PROBLEM TO WORK ON> The lines you return should be those containing the string "Market", taken from the data below.

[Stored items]
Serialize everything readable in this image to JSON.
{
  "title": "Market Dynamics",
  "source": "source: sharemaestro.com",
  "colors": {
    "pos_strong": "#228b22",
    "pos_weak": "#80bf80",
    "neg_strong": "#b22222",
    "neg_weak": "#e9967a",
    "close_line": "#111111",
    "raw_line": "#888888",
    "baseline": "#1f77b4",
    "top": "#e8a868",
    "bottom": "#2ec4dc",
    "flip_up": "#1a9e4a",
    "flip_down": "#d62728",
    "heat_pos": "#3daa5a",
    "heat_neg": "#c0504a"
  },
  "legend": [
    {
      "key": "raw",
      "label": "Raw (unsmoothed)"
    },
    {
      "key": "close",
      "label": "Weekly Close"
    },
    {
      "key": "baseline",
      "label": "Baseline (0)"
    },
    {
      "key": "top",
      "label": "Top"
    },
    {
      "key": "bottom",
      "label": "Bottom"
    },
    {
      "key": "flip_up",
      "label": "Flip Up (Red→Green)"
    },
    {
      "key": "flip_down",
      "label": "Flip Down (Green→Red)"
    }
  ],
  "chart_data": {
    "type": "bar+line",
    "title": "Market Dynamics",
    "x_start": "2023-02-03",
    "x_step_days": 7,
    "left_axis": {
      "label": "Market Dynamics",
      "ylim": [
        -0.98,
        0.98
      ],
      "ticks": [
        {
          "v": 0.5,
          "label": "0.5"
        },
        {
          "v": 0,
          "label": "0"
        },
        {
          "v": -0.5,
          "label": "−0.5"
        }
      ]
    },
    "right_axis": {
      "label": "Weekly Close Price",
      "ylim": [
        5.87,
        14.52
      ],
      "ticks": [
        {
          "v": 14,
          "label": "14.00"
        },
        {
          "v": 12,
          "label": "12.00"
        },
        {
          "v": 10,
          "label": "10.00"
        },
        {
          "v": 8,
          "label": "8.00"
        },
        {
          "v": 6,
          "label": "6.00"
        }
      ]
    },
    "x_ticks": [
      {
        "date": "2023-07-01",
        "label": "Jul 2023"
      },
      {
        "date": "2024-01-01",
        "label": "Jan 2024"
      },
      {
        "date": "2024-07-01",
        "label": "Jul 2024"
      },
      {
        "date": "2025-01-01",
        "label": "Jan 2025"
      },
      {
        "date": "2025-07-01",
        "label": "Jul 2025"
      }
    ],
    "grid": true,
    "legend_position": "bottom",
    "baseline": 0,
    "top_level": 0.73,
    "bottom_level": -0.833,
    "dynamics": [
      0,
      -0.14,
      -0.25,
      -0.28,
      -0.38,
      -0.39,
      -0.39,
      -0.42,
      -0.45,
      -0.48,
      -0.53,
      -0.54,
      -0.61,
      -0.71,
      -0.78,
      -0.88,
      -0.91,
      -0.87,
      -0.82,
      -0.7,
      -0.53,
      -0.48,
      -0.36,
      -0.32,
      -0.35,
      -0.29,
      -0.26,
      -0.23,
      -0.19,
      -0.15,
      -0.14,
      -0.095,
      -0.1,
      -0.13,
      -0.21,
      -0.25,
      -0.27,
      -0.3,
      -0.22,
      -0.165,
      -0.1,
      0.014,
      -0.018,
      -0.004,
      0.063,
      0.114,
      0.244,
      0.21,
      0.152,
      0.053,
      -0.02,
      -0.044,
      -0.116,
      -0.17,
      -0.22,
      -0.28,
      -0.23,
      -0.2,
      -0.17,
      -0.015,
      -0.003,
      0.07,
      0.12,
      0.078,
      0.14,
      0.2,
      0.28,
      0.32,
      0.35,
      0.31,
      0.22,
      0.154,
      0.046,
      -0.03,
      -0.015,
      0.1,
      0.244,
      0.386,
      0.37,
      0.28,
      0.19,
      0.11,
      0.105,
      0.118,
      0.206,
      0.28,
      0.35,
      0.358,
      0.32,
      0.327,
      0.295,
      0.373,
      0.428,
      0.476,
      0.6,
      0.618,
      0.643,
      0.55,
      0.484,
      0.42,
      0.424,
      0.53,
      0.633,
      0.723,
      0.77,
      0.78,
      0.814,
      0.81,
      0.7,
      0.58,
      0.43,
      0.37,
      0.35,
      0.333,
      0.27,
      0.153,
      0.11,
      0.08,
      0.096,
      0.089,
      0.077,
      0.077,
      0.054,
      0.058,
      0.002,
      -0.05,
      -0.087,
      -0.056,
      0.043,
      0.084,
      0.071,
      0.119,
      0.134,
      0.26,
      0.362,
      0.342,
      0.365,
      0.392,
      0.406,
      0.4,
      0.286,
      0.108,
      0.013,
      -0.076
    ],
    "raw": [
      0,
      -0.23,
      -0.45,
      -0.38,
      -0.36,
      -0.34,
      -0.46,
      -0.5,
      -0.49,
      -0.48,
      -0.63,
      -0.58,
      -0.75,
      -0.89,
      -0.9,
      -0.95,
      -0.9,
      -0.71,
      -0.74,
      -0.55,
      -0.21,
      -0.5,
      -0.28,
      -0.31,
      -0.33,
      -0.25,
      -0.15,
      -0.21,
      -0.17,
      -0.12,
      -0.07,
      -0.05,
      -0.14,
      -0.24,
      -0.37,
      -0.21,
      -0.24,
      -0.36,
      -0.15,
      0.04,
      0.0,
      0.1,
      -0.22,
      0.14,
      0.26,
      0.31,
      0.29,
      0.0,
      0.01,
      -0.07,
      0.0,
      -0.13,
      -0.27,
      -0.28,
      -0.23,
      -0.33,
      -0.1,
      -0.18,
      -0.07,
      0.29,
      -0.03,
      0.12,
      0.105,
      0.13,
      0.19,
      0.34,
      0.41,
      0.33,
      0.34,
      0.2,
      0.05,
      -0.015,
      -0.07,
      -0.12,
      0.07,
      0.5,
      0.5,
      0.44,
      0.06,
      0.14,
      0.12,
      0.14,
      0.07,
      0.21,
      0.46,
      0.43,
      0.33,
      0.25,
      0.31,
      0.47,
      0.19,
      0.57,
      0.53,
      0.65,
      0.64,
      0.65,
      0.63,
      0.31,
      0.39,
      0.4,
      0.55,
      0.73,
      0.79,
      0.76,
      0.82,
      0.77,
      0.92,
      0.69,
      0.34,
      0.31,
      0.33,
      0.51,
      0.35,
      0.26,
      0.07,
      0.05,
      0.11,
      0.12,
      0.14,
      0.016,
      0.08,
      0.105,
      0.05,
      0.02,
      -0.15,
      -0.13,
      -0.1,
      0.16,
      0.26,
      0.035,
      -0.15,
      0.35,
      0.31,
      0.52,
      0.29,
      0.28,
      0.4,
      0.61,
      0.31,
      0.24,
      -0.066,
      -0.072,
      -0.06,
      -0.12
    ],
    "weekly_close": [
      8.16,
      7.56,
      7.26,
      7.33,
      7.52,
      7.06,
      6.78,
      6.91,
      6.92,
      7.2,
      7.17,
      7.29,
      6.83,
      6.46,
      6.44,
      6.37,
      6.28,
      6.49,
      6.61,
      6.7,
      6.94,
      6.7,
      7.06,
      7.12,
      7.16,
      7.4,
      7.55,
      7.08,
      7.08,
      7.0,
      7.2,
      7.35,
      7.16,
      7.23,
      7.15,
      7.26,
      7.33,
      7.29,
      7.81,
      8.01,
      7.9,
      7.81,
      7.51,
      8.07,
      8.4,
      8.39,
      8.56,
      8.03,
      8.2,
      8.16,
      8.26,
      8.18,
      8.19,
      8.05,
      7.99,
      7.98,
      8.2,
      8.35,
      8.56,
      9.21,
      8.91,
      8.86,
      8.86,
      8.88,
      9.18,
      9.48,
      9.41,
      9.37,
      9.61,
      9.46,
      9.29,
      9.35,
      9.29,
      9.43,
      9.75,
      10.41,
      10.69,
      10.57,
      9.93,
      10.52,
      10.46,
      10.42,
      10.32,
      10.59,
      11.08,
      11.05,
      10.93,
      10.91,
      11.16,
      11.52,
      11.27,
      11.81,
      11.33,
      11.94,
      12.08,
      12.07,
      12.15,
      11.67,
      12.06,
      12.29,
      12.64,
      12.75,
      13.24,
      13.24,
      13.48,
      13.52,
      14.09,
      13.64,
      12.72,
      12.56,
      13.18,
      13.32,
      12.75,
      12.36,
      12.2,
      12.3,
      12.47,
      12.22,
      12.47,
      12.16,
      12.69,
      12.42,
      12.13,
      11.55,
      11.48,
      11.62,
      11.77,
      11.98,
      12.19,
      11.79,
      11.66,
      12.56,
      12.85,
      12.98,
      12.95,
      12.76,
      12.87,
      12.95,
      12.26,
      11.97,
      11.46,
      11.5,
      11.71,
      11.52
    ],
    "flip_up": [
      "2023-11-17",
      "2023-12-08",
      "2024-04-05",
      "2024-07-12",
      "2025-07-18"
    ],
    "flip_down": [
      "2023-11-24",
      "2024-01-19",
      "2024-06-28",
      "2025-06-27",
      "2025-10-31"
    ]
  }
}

WRITTEN ANSWER>
  "title": "Market Dynamics",
    "title": "Market Dynamics",
      "label": "Market Dynamics",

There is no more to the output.